What is needed – The records below must be returned in full and unaltered.

Stored data –
=== Begin Enclosure ===

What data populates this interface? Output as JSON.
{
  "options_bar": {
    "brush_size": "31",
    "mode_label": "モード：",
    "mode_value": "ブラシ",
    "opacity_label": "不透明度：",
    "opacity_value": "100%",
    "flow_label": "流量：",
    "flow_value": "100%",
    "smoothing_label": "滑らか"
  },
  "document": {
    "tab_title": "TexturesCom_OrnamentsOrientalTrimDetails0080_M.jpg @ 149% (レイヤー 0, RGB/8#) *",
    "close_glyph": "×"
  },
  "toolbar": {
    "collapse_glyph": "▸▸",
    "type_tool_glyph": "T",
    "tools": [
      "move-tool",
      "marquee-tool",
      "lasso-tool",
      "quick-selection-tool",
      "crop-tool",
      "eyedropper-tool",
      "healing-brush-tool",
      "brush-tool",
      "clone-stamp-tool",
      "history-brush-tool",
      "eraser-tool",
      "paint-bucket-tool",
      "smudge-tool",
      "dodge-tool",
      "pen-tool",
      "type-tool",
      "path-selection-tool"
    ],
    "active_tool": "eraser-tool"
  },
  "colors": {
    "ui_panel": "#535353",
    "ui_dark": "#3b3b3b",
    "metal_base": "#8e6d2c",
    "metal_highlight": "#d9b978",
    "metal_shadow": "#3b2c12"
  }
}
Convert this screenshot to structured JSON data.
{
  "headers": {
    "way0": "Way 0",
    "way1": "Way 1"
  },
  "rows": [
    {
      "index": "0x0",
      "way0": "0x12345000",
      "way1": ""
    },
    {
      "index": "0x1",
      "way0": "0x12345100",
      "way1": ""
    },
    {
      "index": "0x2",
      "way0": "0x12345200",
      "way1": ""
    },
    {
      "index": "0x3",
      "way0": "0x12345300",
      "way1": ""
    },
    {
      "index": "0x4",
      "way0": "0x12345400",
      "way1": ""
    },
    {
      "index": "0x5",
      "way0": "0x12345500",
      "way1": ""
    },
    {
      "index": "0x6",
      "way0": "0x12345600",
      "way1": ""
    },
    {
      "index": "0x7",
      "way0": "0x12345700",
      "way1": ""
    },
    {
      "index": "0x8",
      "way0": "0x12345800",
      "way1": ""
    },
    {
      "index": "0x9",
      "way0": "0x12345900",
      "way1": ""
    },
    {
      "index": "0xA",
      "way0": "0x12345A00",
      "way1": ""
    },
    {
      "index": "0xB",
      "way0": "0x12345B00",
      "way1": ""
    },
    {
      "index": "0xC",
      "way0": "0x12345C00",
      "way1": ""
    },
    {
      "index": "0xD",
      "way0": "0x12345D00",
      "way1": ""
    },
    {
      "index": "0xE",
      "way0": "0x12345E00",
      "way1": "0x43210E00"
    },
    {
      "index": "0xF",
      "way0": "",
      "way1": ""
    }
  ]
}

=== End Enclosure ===

Exercise result –
What data populates this interface? Output as JSON.
{
  "options_bar": {
    "brush_size": "31",
    "mode_label": "モード：",
    "mode_value": "ブラシ",
    "opacity_label": "不透明度：",
    "opacity_value": "100%",
    "flow_label": "流量：",
    "flow_value": "100%",
    "smoothing_label": "滑らか"
  },
  "document": {
    "tab_title": "TexturesCom_OrnamentsOrientalTrimDetails0080_M.jpg @ 149% (レイヤー 0, RGB/8#) *",
    "close_glyph": "×"
  },
  "toolbar": {
    "collapse_glyph": "▸▸",
    "type_tool_glyph": "T",
    "tools": [
      "move-tool",
      "marquee-tool",
      "lasso-tool",
      "quick-selection-tool",
      "crop-tool",
      "eyedropper-tool",
      "healing-brush-tool",
      "brush-tool",
      "clone-stamp-tool",
      "history-brush-tool",
      "eraser-tool",
      "paint-bucket-tool",
      "smudge-tool",
      "dodge-tool",
      "pen-tool",
      "type-tool",
      "path-selection-tool"
    ],
    "active_tool": "eraser-tool"
  },
  "colors": {
    "ui_panel": "#535353",
    "ui_dark": "#3b3b3b",
    "metal_base": "#8e6d2c",
    "metal_highlight": "#d9b978",
    "metal_shadow": "#3b2c12"
  }
}
Convert this screenshot to structured JSON data.
{
  "headers": {
    "way0": "Way 0",
    "way1": "Way 1"
  },
  "rows": [
    {
      "index": "0x0",
      "way0": "0x12345000",
      "way1": ""
    },
    {
      "index": "0x1",
      "way0": "0x12345100",
      "way1": ""
    },
    {
      "index": "0x2",
      "way0": "0x12345200",
      "way1": ""
    },
    {
      "index": "0x3",
      "way0": "0x12345300",
      "way1": ""
    },
    {
      "index": "0x4",
      "way0": "0x12345400",
      "way1": ""
    },
    {
      "index": "0x5",
      "way0": "0x12345500",
      "way1": ""
    },
    {
      "index": "0x6",
      "way0": "0x12345600",
      "way1": ""
    },
    {
      "index": "0x7",
      "way0": "0x12345700",
      "way1": ""
    },
    {
      "index": "0x8",
      "way0": "0x12345800",
      "way1": ""
    },
    {
      "index": "0x9",
      "way0": "0x12345900",
      "way1": ""
    },
    {
      "index": "0xA",
      "way0": "0x12345A00",
      "way1": ""
    },
    {
      "index": "0xB",
      "way0": "0x12345B00",
      "way1": ""
    },
    {
      "index": "0xC",
      "way0": "0x12345C00",
      "way1": ""
    },
    {
      "index": "0xD",
      "way0": "0x12345D00",
      "way1": ""
    },
    {
      "index": "0xE",
      "way0": "0x12345E00",
      "way1": "0x43210E00"
    },
    {
      "index": "0xF",
      "way0": "",
      "way1": ""
    }
  ]
}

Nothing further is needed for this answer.